**Problem to work on:** Copy, from the material below, each line where "this" shows up.

**Extracted data:**
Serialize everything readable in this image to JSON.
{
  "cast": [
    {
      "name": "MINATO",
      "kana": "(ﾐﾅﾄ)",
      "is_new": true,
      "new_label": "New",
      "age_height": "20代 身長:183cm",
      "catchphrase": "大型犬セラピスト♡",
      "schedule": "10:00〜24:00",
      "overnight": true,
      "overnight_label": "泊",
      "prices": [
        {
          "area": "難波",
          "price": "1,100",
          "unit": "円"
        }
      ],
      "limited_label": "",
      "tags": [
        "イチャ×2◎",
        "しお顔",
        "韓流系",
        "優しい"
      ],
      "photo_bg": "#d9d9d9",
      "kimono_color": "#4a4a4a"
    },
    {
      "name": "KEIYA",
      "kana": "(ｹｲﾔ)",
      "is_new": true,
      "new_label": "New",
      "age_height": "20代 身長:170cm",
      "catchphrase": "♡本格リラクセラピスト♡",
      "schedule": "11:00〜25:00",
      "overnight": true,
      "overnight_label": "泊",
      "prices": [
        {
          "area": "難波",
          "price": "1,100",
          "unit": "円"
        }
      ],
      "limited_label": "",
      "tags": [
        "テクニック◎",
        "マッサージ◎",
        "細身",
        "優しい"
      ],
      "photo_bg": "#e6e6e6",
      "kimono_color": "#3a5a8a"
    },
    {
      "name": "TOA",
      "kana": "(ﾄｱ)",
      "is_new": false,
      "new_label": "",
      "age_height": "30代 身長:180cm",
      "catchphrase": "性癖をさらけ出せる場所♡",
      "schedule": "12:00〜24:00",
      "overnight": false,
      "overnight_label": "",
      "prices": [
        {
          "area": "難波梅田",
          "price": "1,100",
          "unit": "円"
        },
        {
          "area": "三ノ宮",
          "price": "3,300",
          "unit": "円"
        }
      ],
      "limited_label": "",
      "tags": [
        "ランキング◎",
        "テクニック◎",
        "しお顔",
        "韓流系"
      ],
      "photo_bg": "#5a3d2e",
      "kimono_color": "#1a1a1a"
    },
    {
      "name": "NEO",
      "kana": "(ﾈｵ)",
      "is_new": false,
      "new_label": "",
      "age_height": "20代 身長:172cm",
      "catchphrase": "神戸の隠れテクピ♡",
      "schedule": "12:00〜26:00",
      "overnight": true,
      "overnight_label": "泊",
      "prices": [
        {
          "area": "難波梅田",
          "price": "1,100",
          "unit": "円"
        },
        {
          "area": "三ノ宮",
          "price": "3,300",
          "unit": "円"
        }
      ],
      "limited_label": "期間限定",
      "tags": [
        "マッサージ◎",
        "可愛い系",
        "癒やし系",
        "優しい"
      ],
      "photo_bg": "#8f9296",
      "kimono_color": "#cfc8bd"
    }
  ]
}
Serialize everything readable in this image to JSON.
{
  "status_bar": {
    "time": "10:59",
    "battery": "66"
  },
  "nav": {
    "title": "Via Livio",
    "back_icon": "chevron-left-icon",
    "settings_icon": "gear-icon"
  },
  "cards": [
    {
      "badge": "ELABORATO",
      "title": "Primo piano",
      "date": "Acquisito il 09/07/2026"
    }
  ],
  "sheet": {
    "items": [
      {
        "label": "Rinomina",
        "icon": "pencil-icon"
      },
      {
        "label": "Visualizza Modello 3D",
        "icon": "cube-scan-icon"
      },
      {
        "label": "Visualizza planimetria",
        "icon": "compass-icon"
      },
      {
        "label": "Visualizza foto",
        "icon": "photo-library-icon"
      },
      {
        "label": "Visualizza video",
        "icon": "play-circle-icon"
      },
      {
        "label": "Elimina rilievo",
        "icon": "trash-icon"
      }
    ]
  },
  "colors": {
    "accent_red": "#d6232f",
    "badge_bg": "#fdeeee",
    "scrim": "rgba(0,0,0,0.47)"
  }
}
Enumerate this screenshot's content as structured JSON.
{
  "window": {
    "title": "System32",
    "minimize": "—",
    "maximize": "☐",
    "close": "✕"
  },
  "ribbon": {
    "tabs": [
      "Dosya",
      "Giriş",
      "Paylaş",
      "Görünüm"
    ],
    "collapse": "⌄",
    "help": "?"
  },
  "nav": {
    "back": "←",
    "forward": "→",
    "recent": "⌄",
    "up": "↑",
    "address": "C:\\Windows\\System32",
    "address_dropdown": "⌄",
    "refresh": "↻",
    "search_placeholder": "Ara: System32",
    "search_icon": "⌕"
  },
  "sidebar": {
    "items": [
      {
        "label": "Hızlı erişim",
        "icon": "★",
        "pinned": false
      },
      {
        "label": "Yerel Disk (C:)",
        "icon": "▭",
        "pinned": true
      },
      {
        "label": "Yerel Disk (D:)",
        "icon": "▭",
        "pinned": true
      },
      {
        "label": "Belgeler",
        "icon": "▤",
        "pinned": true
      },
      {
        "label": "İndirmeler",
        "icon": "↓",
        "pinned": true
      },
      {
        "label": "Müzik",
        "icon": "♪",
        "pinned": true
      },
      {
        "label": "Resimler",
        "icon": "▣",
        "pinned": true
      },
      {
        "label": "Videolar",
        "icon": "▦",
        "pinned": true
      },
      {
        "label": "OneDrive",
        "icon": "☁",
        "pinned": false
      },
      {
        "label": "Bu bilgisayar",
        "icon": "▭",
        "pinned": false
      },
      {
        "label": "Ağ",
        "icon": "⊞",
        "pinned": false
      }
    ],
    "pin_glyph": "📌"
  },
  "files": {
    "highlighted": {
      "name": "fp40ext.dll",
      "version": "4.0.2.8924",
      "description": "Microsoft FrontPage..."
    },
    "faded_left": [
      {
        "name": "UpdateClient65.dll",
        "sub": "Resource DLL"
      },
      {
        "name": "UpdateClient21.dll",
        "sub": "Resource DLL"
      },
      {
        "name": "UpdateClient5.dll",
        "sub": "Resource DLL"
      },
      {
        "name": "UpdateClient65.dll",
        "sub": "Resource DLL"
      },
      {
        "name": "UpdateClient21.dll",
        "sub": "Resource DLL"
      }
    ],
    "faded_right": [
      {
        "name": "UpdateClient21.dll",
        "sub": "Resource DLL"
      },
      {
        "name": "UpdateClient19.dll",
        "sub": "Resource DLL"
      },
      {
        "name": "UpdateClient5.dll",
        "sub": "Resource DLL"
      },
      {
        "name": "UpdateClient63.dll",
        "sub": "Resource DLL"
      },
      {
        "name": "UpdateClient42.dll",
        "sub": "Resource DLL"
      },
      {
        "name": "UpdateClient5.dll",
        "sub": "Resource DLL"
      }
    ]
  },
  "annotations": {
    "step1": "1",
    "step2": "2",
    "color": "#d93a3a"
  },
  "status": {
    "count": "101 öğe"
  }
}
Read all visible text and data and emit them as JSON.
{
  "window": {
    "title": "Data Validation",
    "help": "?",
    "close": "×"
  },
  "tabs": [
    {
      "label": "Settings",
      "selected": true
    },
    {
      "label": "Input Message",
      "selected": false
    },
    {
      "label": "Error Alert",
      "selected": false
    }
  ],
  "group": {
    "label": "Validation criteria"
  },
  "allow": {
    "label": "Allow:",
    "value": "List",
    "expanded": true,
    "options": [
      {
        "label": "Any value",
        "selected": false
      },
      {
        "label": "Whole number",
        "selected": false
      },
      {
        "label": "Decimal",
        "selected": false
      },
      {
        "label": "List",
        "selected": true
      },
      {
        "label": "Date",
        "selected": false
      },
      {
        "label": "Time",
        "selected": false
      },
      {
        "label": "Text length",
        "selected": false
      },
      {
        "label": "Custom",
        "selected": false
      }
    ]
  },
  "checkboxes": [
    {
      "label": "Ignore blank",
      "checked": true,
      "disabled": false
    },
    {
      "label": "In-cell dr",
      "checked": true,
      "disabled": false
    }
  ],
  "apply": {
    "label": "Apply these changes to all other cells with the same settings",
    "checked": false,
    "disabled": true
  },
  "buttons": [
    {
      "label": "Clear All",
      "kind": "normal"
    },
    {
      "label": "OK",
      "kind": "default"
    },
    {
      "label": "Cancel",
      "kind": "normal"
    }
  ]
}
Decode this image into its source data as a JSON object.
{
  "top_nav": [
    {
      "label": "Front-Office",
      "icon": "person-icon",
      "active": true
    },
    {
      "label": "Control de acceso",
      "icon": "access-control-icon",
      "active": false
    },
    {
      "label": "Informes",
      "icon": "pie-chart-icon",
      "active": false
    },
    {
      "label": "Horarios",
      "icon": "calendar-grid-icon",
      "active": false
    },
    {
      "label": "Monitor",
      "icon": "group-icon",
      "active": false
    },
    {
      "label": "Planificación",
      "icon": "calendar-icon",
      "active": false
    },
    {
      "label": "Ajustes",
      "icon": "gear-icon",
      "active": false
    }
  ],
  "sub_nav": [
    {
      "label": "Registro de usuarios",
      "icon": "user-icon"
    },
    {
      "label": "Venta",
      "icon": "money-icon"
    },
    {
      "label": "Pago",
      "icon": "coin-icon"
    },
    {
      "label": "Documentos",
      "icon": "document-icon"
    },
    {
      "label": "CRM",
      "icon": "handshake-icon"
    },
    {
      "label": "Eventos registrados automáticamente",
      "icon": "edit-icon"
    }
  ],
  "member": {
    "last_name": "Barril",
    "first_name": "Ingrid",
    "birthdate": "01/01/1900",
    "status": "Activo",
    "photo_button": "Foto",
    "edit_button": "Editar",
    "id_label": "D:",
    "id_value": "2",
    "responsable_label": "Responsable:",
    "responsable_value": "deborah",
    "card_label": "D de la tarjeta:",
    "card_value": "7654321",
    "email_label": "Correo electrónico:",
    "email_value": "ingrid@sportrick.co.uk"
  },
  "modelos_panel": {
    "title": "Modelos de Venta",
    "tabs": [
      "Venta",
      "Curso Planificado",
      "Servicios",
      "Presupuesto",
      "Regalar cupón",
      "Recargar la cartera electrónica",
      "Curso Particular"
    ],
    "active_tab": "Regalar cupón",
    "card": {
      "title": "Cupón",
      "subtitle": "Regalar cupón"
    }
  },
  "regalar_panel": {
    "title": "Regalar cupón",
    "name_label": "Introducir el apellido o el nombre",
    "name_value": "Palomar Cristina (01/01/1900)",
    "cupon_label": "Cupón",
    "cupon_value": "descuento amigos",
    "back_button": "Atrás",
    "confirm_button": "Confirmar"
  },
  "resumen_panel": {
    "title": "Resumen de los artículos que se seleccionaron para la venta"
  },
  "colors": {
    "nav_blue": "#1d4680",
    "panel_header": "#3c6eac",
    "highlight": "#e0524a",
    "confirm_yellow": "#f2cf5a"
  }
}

**Task response:**
Serialize everything readable in this image to JSON.
Serialize everything readable in this image to JSON.
Enumerate this screenshot's content as structured JSON.
Decode this image into its source data as a JSON object.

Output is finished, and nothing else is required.